Review Summary: With All We Destroy, Grayceon manage to combine post-, doom and progressive metal, cello and stellar vocals into a unique and atmospheric album draws you in like few others do.1 of 1 thought this review was well written
If you ask the average metalhead about bands that use the cello, he’ll probably be very quick to mention Apocalyptica, but that would probably it. If he’s into avante-garde metal, then the name Diablo Swing Orchestra would maybe come up, but the probability that Grayceon would find a mention is pretty damn slim, which is, quite frankly, a shame. On the other hand, it’s not really all that surprising, because Grayceon’s amalgam of post-, doom and progressive metal isn’t really anything that is very accessible or that has a large appeal, even among the fans of the genres mentioned.
Grayceon are made up of three musicians: guitarist/vocalist Max Doyle, cellist/vocalist Jackie Perez Gratz and drummer and drummer Zack Farwell.
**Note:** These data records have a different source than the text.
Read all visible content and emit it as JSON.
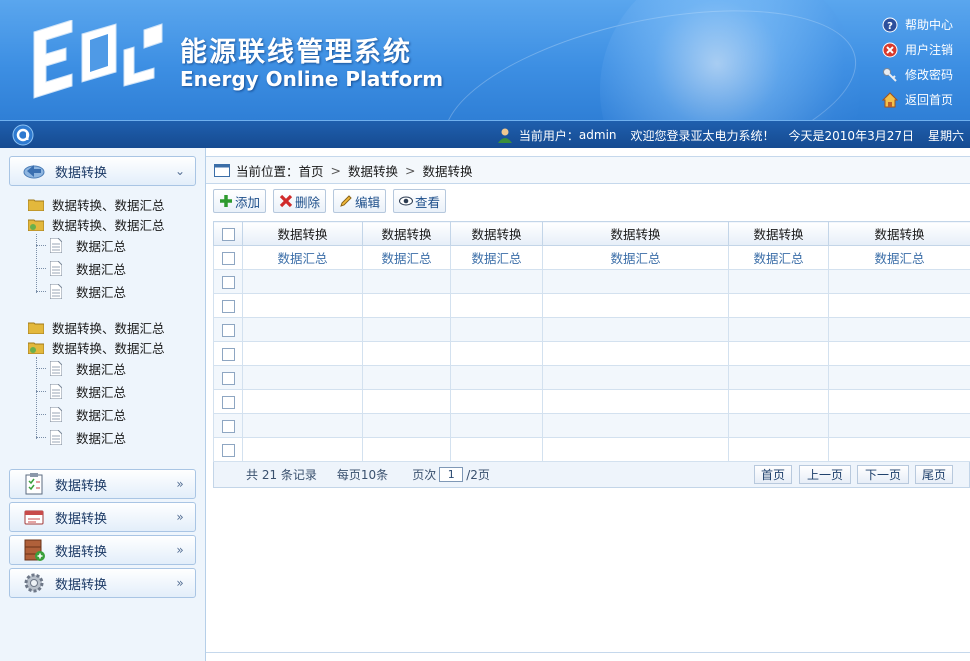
{
  "header": {
    "title_cn": "能源联线管理系统",
    "title_en": "Energy Online Platform",
    "logo_icon": "eol-logo",
    "links": [
      {
        "label": "帮助中心",
        "icon": "help-icon"
      },
      {
        "label": "用户注销",
        "icon": "logout-icon"
      },
      {
        "label": "修改密码",
        "icon": "key-icon"
      },
      {
        "label": "返回首页",
        "icon": "home-icon"
      }
    ]
  },
  "statusbar": {
    "current_user_label": "当前用户：",
    "current_user": "admin",
    "welcome": "欢迎您登录亚太电力系统！",
    "date": "今天是2010年3月27日",
    "weekday": "星期六"
  },
  "sidebar": {
    "sections": [
      {
        "label": "数据转换",
        "icon": "transfer-icon",
        "arrow": "⌄"
      },
      {
        "label": "数据转换",
        "icon": "checklist-icon",
        "arrow": "»"
      },
      {
        "label": "数据转换",
        "icon": "card-icon",
        "arrow": "»"
      },
      {
        "label": "数据转换",
        "icon": "cabinet-icon",
        "arrow": "»"
      },
      {
        "label": "数据转换",
        "icon": "gear-icon",
        "arrow": "»"
      }
    ],
    "tree": {
      "group1": {
        "folder_a": "数据转换、数据汇总",
        "folder_b": "数据转换、数据汇总",
        "leaves": [
          "数据汇总",
          "数据汇总",
          "数据汇总"
        ]
      },
      "group2": {
        "folder_a": "数据转换、数据汇总",
        "folder_b": "数据转换、数据汇总",
        "leaves": [
          "数据汇总",
          "数据汇总",
          "数据汇总",
          "数据汇总"
        ]
      }
    }
  },
  "breadcrumb": {
    "label": "当前位置：",
    "items": [
      "首页",
      "数据转换",
      "数据转换"
    ],
    "separator": ">"
  },
  "toolbar": {
    "add": "添加",
    "delete": "删除",
    "edit": "编辑",
    "view": "查看"
  },
  "table": {
    "headers": [
      "数据转换",
      "数据转换",
      "数据转换",
      "数据转换",
      "数据转换",
      "数据转换"
    ],
    "rows": [
      [
        "数据汇总",
        "数据汇总",
        "数据汇总",
        "数据汇总",
        "数据汇总",
        "数据汇总"
      ],
      [
        "",
        "",
        "",
        "",
        "",
        ""
      ],
      [
        "",
        "",
        "",
        "",
        "",
        ""
      ],
      [
        "",
        "",
        "",
        "",
        "",
        ""
      ],
      [
        "",
        "",
        "",
        "",
        "",
        ""
      ],
      [
        "",
        "",
        "",
        "",
        "",
        ""
      ],
      [
        "",
        "",
        "",
        "",
        "",
        ""
      ],
      [
        "",
        "",
        "",
        "",
        "",
        ""
      ],
      [
        "",
        "",
        "",
        "",
        "",
        ""
      ]
    ]
  },
  "pager": {
    "total": "共 21 条记录",
    "per_page": "每页10条",
    "page_label": "页次",
    "page_value": "1",
    "page_total": "/2页",
    "first": "首页",
    "prev": "上一页",
    "next": "下一页",
    "last": "尾页"
  },
  "colors": {
    "header_blue": "#3d8fe3",
    "status_bar": "#164b91",
    "link_blue": "#3b6ea8"
  }
}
The fact that they have completely foregone the use of a bass guitar and use the cello to cover the lower ends at times, while alternating this with cello lead passages, accompanied by guitar, makes this music a whole different beast, even from other bands that mesh similar styles in their sound, like Intronaut or Giant Squid (though the latter are the closest in sound that you will probably find to Grayceon – Giant Squid even features Perez Gratz on cello and vocals as well).
This interesting musical quirk is a large part of what makes All We Destroy such an interesting musical experience. The band manages to seamlessly weave guitar and cello around each other, which allows them to span the whole range between crushing heaviness to atmospheric and wistful soundscapes effortlessly. Gone are the traditional roles of the guitars giving the direction and the bass providing the backdrop – on All We Destroy, Grayceon let the cello take lead as often as the guitar, and it works splendidly.
Worth a mention are also the amazing vocals here. While both guitarist Max Doyle and cellist Jackie Perez Gratz are credited as vocalists, Perez Gratz is responsible for most of the vocals on this album and she does a tremendous job at it, with Doyle only helping out on occasion, providing harmonies like on the fantastic closer War’s End. While she does employ screams on this album, they are few and far between, and while I don’t have anything against harsh vocals in general, I am actually very happy about that, for two distinct reasons: their rarity makes the use of screams (for example, in the beginning of Dreamer Deceived) much more effective, and secondly, Perez Gratz’s clean vocals are far more to my liking. Her clean singing is eerie and unsettling, yet calming and sultry at the same time and it works extremely well in context of the music of the album – more than anything, her vocals are what draws me into this album.
Now, I said a lot about what makes this band special, but all of that would be ultimately worthless, if the song-writing weren’t up to scratch, but fortunately, it is. After Grayceon’s self-titled debut, which was more slow, mellow and atmospheric, and their sophomore release The Great Show, which leaned more toward the metal side of things, this album is the perfect combination of the two, with both elements of the band’s sound brought out to maximum effect. Standouts include the uptempo and rocking (I might even go as far and call it catchy) Shellmounds, the slow and brooding War’s End and the epic centrepiece We Can, which manages to summarise what the band are about effectively in seventeen minutes that feel like seven, but really, there isn’t a weak track on this album. There are some moments on this album that leave my scratching my head, like the awkward ending to Dreamer Deceived, which feels as though something is missing, or the first minutes of Once a Shadow don’t really grab me like the rest of the album, but on the whole, it’s an incredibly cohesive effort.
I can’t really say much about the lyrics, because while the vocals and the way they complement the music are stellar, I have never really delved into the lyrics themselves, but the vocals are more like an instrument here anyway, so it doesn’t matter much.
On the whole, this album is pretty damn near perfect. Yes, there are some small flaws that could be ironed out, but that’s really minor stuff. What matters is that Grayceon manage to use an unusual instrumentation and combination of genres to create something very unique and rewarding. It isn’t for everyone, and it will never achieve mainstream success, but if you like post metal, then I can imagine that this is an album that you might thoroughly enjoy.